Redistricting after the 2020 Census in many instances led to upheaval and litigation.  That certainly has been the case for Patty Durand, who is running for a seat on the Georgia Public Service Commission (PSC), a state commission which oversees and regulates public utilities such as electricity and natural gas providers.  

The PSC is divided into 5 districts, each represented by a Commissioner.  Durand, who at the time lived in Gwinnett County, part of District 2, announced her candidacy against District 2 Commissioner Tim Echols last July and started campaigning.  On March 4, 2022, just days before the qualifying period (when a candidate must officially declare that they are running for a particular office), the Georgia General Assembly passed legislation redrawing the PSC Districts, moving Gwinnett County into District 4.  

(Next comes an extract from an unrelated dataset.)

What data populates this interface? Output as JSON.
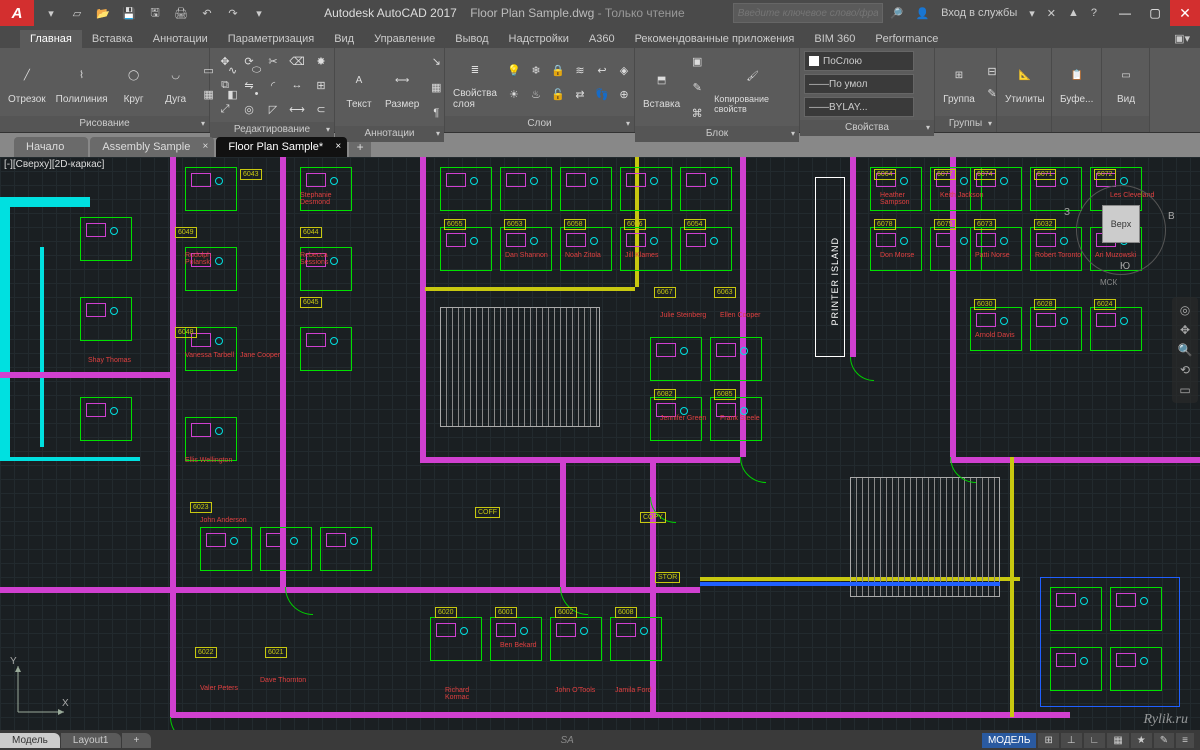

Georgia law (O.C.G.A. § 46-2-1(b)) requires that any candidate for Commissioner of a PSC District “shall have resided in that district for at least 12 months prior to election thereto.” Because District 2 was redrawn to exclude Gwinnett County eight months before the general election in November, Durand quickly moved to a neighboring county within the new District 2 in an effort to continue meeting that residency requirement.

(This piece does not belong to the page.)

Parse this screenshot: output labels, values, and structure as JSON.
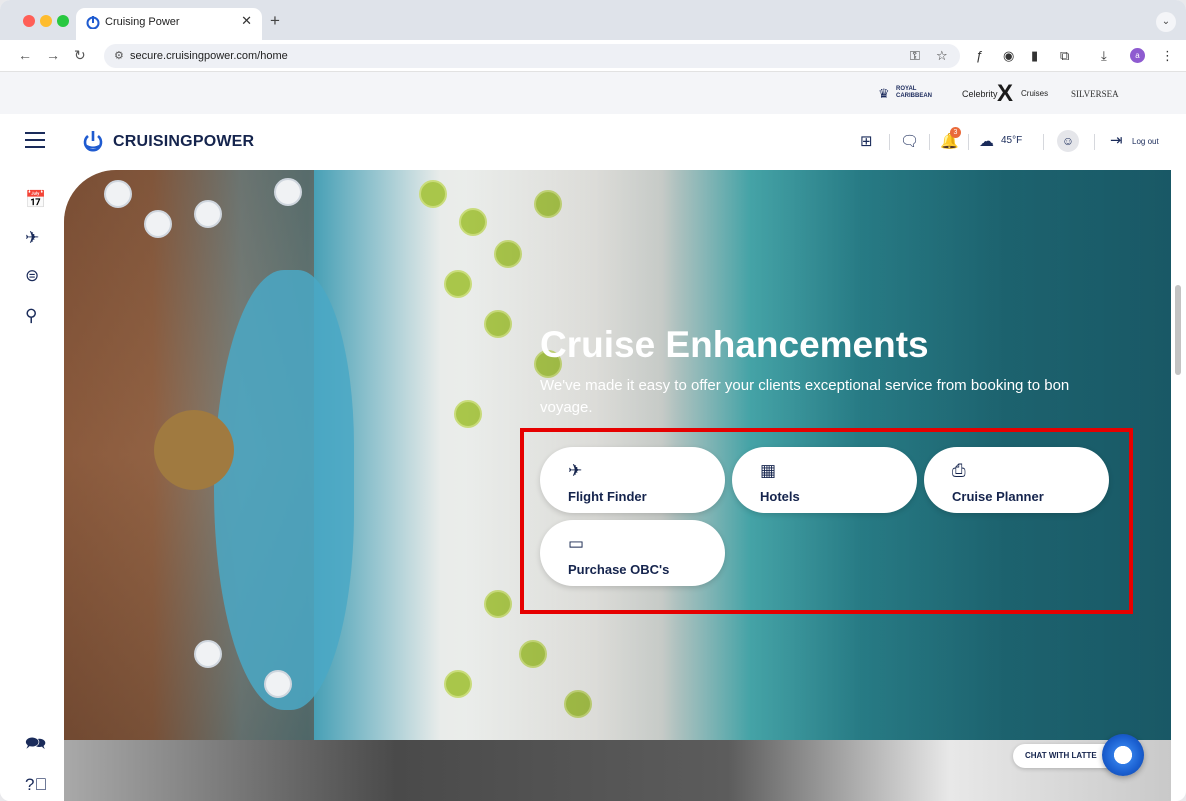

The day before Durand’s primary election, on May 23, 2022, the Georgia Secretary of State issued a ruling disqualifying Durand from the race because, according to the ruling, she could not fulfill the residency requirement.  Durand then filed a lawsuit seeking to have the Secretary’s decision set aside, and a Fulton County Superior Court judge issued an order the morning of the primary election staying the Secretary’s decision until her lawsuit could be adjudicated and requiring the Secretary to inform “all appropriate election officials . . . to remove all notices of Durand’s disqualification” by noon that day.  

The Georgia Supreme Court, in Cox v. Barber, 275 Ga. 415 (2002), indicated that the one-year residency requirement might be unconstitutional and not apply if “the district lines were redrawn to exclude [a particular person] specifically from being a candidate.”  If Durand was targeted, which might have occurred according to a recent article, it is possible that the Court will strike down the new districts.

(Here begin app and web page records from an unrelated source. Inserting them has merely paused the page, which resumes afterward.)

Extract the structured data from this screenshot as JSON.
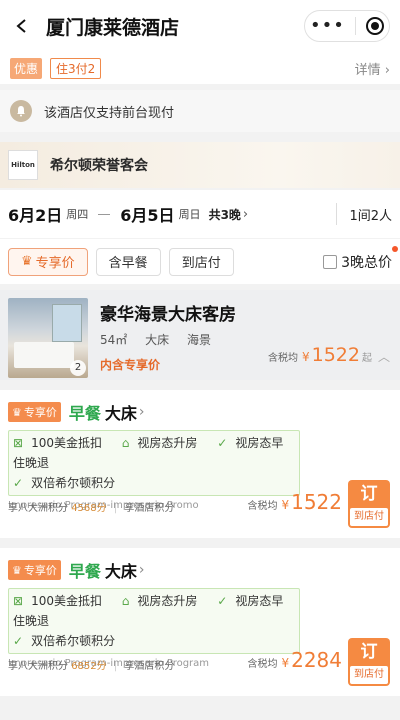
{
  "header": {
    "title": "厦门康莱德酒店",
    "menu_dots": "•••"
  },
  "promo": {
    "badge": "优惠",
    "stay_offer": "住3付2",
    "detail_link": "详情 ›"
  },
  "notice": {
    "text": "该酒店仅支持前台现付"
  },
  "hilton": {
    "logo_text": "Hilton",
    "title": "希尔顿荣誉客会"
  },
  "dates": {
    "checkin": "6月2日",
    "checkin_week": "周四",
    "checkout": "6月5日",
    "checkout_week": "周日",
    "nights": "共3晚",
    "chevron": "›",
    "rooms_guests": "1间2人"
  },
  "filters": {
    "chips": [
      {
        "label": "专享价",
        "active": true
      },
      {
        "label": "含早餐",
        "active": false
      },
      {
        "label": "到店付",
        "active": false
      }
    ],
    "total_label": "3晚总价"
  },
  "room": {
    "name": "豪华海景大床客房",
    "size": "54㎡",
    "bed": "大床",
    "view": "海景",
    "tag": "内含专享价",
    "photo_count": "2",
    "price_prefix": "含税均",
    "currency": "¥",
    "price": "1522",
    "price_suffix": "起",
    "collapse": "︿"
  },
  "offers": [
    {
      "badge": "专享价",
      "meal": "早餐",
      "bed": "大床",
      "perk1": "100美金抵扣",
      "perk2": "视房态升房",
      "perk3": "视房态早住晚退",
      "perk4": "双倍希尔顿积分",
      "program": "Impresario Program-impresario Promo",
      "points_label": "享八大洲积分",
      "points": "4568分",
      "hotel_points": "享酒店积分",
      "price_prefix": "含税均",
      "currency": "¥",
      "price": "1522",
      "book": "订",
      "pay": "到店付"
    },
    {
      "badge": "专享价",
      "meal": "早餐",
      "bed": "大床",
      "perk1": "100美金抵扣",
      "perk2": "视房态升房",
      "perk3": "视房态早住晚退",
      "perk4": "双倍希尔顿积分",
      "program": "Impresario Program-impresario Program",
      "points_label": "享八大洲积分",
      "points": "6852分",
      "hotel_points": "享酒店积分",
      "price_prefix": "含税均",
      "currency": "¥",
      "price": "2284",
      "book": "订",
      "pay": "到店付"
    }
  ],
  "colors": {
    "accent": "#f07d36",
    "breakfast": "#2fa84f",
    "perk_border": "#c8e6b4"
  }
}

A final hearing in Durand’s lawsuit pending in Fulton County Superior Court is scheduled for July 26, 2022.  The court will decide whether the Secretary of State’s decision disqualifying Durand should stand or be reversed.  Absent court intervention, Durand would not get to be on the ballot in November through no fault of her own and despite having handily won her primary election in May.

The attorneys at Chilivis Grubman represent clients of all types and sizes in connection with campaign finance and election law.  If you need assistance with such a matter, please contact us today.